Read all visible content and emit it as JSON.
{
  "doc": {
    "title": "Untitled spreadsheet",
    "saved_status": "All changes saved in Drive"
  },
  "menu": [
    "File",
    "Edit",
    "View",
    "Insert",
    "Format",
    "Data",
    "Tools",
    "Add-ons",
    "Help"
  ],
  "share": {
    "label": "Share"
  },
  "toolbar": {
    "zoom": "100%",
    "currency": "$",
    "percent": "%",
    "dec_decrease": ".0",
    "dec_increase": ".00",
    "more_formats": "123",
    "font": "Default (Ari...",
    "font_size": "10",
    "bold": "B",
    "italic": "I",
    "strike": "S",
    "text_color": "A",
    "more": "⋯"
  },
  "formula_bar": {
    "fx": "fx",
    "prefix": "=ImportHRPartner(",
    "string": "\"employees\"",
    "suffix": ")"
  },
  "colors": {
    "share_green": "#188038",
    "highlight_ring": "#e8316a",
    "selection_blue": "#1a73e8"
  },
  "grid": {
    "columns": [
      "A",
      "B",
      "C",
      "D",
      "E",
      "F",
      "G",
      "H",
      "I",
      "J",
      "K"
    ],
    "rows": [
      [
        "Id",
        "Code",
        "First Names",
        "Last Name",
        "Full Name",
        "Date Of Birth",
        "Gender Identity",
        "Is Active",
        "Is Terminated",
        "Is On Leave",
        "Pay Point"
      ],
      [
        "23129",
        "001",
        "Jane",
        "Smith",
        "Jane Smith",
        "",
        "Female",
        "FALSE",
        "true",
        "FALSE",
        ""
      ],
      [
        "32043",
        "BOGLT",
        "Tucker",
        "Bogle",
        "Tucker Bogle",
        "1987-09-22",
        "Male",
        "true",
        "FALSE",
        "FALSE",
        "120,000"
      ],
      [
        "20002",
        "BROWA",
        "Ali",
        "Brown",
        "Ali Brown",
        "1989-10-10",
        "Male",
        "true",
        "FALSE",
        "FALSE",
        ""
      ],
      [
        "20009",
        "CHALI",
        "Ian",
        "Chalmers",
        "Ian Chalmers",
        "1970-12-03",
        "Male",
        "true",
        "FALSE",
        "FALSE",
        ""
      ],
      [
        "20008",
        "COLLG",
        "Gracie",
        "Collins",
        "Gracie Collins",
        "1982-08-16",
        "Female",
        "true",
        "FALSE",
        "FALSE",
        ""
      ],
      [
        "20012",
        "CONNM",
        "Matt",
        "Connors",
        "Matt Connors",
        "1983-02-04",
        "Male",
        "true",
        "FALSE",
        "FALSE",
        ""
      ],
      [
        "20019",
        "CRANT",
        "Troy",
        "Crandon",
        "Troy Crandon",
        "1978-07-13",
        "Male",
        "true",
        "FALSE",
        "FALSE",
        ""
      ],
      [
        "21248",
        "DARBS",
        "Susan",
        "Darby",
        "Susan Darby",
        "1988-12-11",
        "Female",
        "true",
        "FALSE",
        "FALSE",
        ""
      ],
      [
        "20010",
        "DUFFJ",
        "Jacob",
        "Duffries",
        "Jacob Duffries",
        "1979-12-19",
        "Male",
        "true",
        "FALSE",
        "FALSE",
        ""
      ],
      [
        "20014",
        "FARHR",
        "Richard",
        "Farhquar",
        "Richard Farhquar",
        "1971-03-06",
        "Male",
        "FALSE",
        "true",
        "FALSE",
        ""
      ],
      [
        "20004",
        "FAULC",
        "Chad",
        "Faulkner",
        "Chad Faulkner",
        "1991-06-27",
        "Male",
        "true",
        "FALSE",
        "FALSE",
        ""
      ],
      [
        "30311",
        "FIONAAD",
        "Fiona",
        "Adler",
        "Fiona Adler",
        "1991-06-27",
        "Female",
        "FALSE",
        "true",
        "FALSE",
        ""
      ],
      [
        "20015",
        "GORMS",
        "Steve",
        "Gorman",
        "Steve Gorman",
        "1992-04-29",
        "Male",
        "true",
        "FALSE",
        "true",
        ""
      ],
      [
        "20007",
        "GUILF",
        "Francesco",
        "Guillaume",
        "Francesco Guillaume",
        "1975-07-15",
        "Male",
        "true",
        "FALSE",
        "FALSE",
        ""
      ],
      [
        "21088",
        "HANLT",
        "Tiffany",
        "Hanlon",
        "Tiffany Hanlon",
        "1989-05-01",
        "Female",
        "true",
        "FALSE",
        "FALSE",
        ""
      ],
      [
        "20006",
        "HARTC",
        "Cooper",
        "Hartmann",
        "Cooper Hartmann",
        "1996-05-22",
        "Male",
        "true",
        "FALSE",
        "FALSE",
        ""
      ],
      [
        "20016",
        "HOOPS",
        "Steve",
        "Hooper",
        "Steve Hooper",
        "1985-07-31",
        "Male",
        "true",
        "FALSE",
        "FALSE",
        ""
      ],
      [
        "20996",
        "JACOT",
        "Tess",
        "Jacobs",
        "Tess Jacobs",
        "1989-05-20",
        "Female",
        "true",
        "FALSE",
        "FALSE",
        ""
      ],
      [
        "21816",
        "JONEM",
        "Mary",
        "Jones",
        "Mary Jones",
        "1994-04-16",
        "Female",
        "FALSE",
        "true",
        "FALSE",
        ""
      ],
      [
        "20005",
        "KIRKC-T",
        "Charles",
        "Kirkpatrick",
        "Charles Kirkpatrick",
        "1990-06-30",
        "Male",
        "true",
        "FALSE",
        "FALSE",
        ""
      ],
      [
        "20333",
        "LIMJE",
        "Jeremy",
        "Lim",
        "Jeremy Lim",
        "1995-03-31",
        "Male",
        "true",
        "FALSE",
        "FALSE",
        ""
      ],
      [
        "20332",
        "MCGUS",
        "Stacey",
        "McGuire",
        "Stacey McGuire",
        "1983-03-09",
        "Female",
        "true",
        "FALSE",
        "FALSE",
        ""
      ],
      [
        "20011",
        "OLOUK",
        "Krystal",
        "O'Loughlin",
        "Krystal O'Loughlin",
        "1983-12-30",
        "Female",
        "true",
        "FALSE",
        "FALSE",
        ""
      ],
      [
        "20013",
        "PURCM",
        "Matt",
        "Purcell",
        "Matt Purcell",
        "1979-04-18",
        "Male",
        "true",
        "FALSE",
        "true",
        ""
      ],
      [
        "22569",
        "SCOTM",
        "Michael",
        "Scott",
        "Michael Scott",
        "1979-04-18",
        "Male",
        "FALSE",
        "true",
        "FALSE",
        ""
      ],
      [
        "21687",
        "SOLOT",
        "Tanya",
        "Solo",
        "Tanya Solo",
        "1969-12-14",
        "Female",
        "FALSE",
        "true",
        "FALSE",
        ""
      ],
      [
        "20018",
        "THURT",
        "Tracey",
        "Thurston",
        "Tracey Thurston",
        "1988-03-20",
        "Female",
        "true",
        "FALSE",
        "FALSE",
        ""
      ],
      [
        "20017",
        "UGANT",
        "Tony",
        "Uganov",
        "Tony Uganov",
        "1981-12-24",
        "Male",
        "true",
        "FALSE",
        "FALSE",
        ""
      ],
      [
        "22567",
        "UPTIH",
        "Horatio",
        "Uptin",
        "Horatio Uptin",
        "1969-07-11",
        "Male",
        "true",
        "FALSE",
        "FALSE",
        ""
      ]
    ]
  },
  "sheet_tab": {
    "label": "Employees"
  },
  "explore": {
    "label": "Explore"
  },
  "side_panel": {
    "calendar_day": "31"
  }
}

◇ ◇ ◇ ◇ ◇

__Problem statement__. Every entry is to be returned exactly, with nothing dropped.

__Expected answer__.
Read all visible content and emit it as JSON.
{
  "doc": {
    "title": "Untitled spreadsheet",
    "saved_status": "All changes saved in Drive"
  },
  "menu": [
    "File",
    "Edit",
    "View",
    "Insert",
    "Format",
    "Data",
    "Tools",
    "Add-ons",
    "Help"
  ],
  "share": {
    "label": "Share"
  },
  "toolbar": {
    "zoom": "100%",
    "currency": "$",
    "percent": "%",
    "dec_decrease": ".0",
    "dec_increase": ".00",
    "more_formats": "123",
    "font": "Default (Ari...",
    "font_size": "10",
    "bold": "B",
    "italic": "I",
    "strike": "S",
    "text_color": "A",
    "more": "⋯"
  },
  "formula_bar": {
    "fx": "fx",
    "prefix": "=ImportHRPartner(",
    "string": "\"employees\"",
    "suffix": ")"
  },
  "colors": {
    "share_green": "#188038",
    "highlight_ring": "#e8316a",
    "selection_blue": "#1a73e8"
  },
  "grid": {
    "columns": [
      "A",
      "B",
      "C",
      "D",
      "E",
      "F",
      "G",
      "H",
      "I",
      "J",
      "K"
    ],
    "rows": [
      [
        "Id",
        "Code",
        "First Names",
        "Last Name",
        "Full Name",
        "Date Of Birth",
        "Gender Identity",
        "Is Active",
        "Is Terminated",
        "Is On Leave",
        "Pay Point"
      ],
      [
        "23129",
        "001",
        "Jane",
        "Smith",
        "Jane Smith",
        "",
        "Female",
        "FALSE",
        "true",
        "FALSE",
        ""
      ],
      [
        "32043",
        "BOGLT",
        "Tucker",
        "Bogle",
        "Tucker Bogle",
        "1987-09-22",
        "Male",
        "true",
        "FALSE",
        "FALSE",
        "120,000"
      ],
      [
        "20002",
        "BROWA",
        "Ali",
        "Brown",
        "Ali Brown",
        "1989-10-10",
        "Male",
        "true",
        "FALSE",
        "FALSE",
        ""
      ],
      [
        "20009",
        "CHALI",
        "Ian",
        "Chalmers",
        "Ian Chalmers",
        "1970-12-03",
        "Male",
        "true",
        "FALSE",
        "FALSE",
        ""
      ],
      [
        "20008",
        "COLLG",
        "Gracie",
        "Collins",
        "Gracie Collins",
        "1982-08-16",
        "Female",
        "true",
        "FALSE",
        "FALSE",
        ""
      ],
      [
        "20012",
        "CONNM",
        "Matt",
        "Connors",
        "Matt Connors",
        "1983-02-04",
        "Male",
        "true",
        "FALSE",
        "FALSE",
        ""
      ],
      [
        "20019",
        "CRANT",
        "Troy",
        "Crandon",
        "Troy Crandon",
        "1978-07-13",
        "Male",
        "true",
        "FALSE",
        "FALSE",
        ""
      ],
      [
        "21248",
        "DARBS",
        "Susan",
        "Darby",
        "Susan Darby",
        "1988-12-11",
        "Female",
        "true",
        "FALSE",
        "FALSE",
        ""
      ],
      [
        "20010",
        "DUFFJ",
        "Jacob",
        "Duffries",
        "Jacob Duffries",
        "1979-12-19",
        "Male",
        "true",
        "FALSE",
        "FALSE",
        ""
      ],
      [
        "20014",
        "FARHR",
        "Richard",
        "Farhquar",
        "Richard Farhquar",
        "1971-03-06",
        "Male",
        "FALSE",
        "true",
        "FALSE",
        ""
      ],
      [
        "20004",
        "FAULC",
        "Chad",
        "Faulkner",
        "Chad Faulkner",
        "1991-06-27",
        "Male",
        "true",
        "FALSE",
        "FALSE",
        ""
      ],
      [
        "30311",
        "FIONAAD",
        "Fiona",
        "Adler",
        "Fiona Adler",
        "1991-06-27",
        "Female",
        "FALSE",
        "true",
        "FALSE",
        ""
      ],
      [
        "20015",
        "GORMS",
        "Steve",
        "Gorman",
        "Steve Gorman",
        "1992-04-29",
        "Male",
        "true",
        "FALSE",
        "true",
        ""
      ],
      [
        "20007",
        "GUILF",
        "Francesco",
        "Guillaume",
        "Francesco Guillaume",
        "1975-07-15",
        "Male",
        "true",
        "FALSE",
        "FALSE",
        ""
      ],
      [
        "21088",
        "HANLT",
        "Tiffany",
        "Hanlon",
        "Tiffany Hanlon",
        "1989-05-01",
        "Female",
        "true",
        "FALSE",
        "FALSE",
        ""
      ],
      [
        "20006",
        "HARTC",
        "Cooper",
        "Hartmann",
        "Cooper Hartmann",
        "1996-05-22",
        "Male",
        "true",
        "FALSE",
        "FALSE",
        ""
      ],
      [
        "20016",
        "HOOPS",
        "Steve",
        "Hooper",
        "Steve Hooper",
        "1985-07-31",
        "Male",
        "true",
        "FALSE",
        "FALSE",
        ""
      ],
      [
        "20996",
        "JACOT",
        "Tess",
        "Jacobs",
        "Tess Jacobs",
        "1989-05-20",
        "Female",
        "true",
        "FALSE",
        "FALSE",
        ""
      ],
      [
        "21816",
        "JONEM",
        "Mary",
        "Jones",
        "Mary Jones",
        "1994-04-16",
        "Female",
        "FALSE",
        "true",
        "FALSE",
        ""
      ],
      [
        "20005",
        "KIRKC-T",
        "Charles",
        "Kirkpatrick",
        "Charles Kirkpatrick",
        "1990-06-30",
        "Male",
        "true",
        "FALSE",
        "FALSE",
        ""
      ],
      [
        "20333",
        "LIMJE",
        "Jeremy",
        "Lim",
        "Jeremy Lim",
        "1995-03-31",
        "Male",
        "true",
        "FALSE",
        "FALSE",
        ""
      ],
      [
        "20332",
        "MCGUS",
        "Stacey",
        "McGuire",
        "Stacey McGuire",
        "1983-03-09",
        "Female",
        "true",
        "FALSE",
        "FALSE",
        ""
      ],
      [
        "20011",
        "OLOUK",
        "Krystal",
        "O'Loughlin",
        "Krystal O'Loughlin",
        "1983-12-30",
        "Female",
        "true",
        "FALSE",
        "FALSE",
        ""
      ],
      [
        "20013",
        "PURCM",
        "Matt",
        "Purcell",
        "Matt Purcell",
        "1979-04-18",
        "Male",
        "true",
        "FALSE",
        "true",
        ""
      ],
      [
        "22569",
        "SCOTM",
        "Michael",
        "Scott",
        "Michael Scott",
        "1979-04-18",
        "Male",
        "FALSE",
        "true",
        "FALSE",
        ""
      ],
      [
        "21687",
        "SOLOT",
        "Tanya",
        "Solo",
        "Tanya Solo",
        "1969-12-14",
        "Female",
        "FALSE",
        "true",
        "FALSE",
        ""
      ],
      [
        "20018",
        "THURT",
        "Tracey",
        "Thurston",
        "Tracey Thurston",
        "1988-03-20",
        "Female",
        "true",
        "FALSE",
        "FALSE",
        ""
      ],
      [
        "20017",
        "UGANT",
        "Tony",
        "Uganov",
        "Tony Uganov",
        "1981-12-24",
        "Male",
        "true",
        "FALSE",
        "FALSE",
        ""
      ],
      [
        "22567",
        "UPTIH",
        "Horatio",
        "Uptin",
        "Horatio Uptin",
        "1969-07-11",
        "Male",
        "true",
        "FALSE",
        "FALSE",
        ""
      ]
    ]
  },
  "sheet_tab": {
    "label": "Employees"
  },
  "explore": {
    "label": "Explore"
  },
  "side_panel": {
    "calendar_day": "31"
  }
}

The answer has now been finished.